WHAT THE TASK REQUIRES
A single number is required: the count of lines in the entries below that include the word "actual".

** EXTRACTED DATA follows **

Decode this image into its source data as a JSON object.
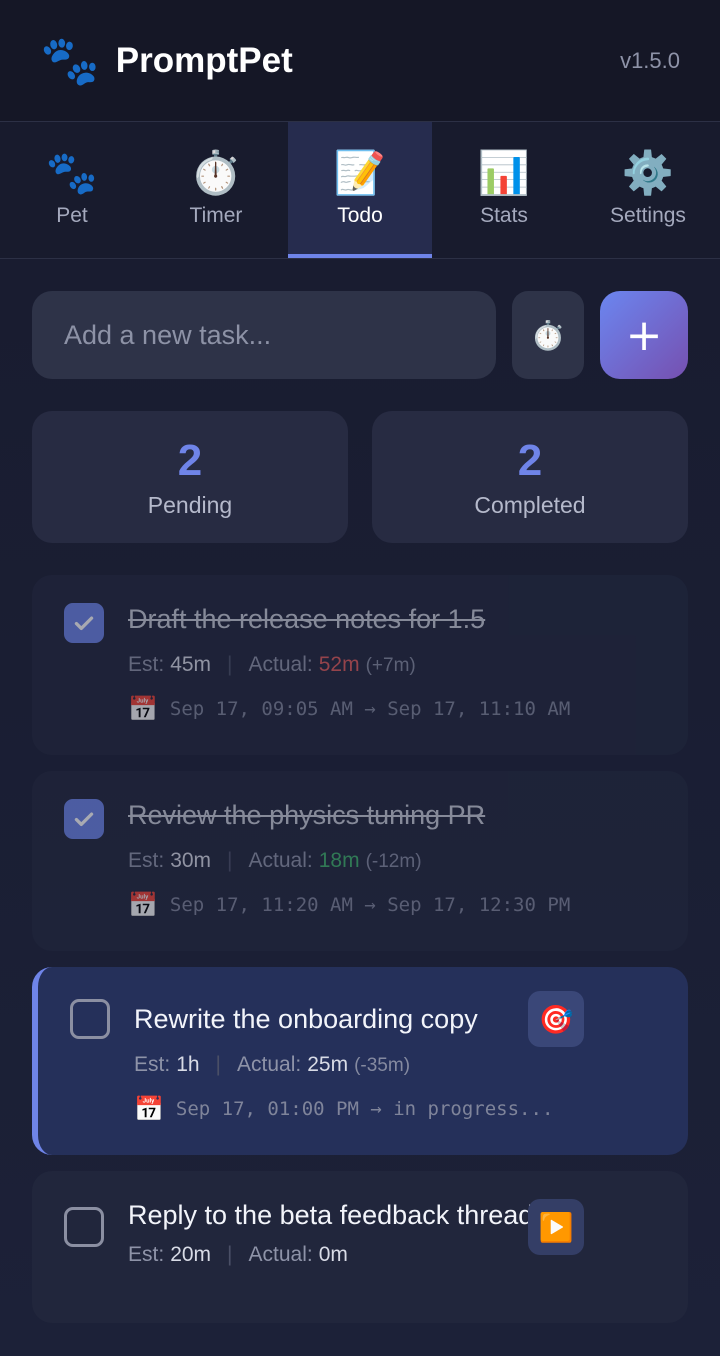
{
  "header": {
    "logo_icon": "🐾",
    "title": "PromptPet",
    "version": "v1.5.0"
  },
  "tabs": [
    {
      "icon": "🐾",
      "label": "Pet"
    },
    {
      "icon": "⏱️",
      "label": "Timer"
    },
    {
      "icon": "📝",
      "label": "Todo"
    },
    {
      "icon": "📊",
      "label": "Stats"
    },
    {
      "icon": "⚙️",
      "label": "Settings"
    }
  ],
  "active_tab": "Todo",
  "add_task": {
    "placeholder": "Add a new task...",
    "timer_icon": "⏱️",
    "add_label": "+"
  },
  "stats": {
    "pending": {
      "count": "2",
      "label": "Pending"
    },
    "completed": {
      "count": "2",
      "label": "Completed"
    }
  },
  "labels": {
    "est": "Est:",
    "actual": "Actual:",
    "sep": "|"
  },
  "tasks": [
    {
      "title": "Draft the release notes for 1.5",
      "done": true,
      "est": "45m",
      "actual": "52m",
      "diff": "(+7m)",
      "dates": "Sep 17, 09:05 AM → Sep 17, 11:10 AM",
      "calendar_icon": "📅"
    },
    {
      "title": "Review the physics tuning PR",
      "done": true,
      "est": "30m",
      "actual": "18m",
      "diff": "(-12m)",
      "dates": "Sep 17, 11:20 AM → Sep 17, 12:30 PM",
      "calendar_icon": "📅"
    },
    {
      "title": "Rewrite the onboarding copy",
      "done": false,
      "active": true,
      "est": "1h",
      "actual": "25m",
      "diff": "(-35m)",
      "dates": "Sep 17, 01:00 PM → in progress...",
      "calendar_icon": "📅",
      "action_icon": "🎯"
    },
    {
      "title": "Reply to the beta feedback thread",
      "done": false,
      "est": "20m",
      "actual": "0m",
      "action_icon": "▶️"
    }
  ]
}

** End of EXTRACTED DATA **

SOLVED EXERCISE
5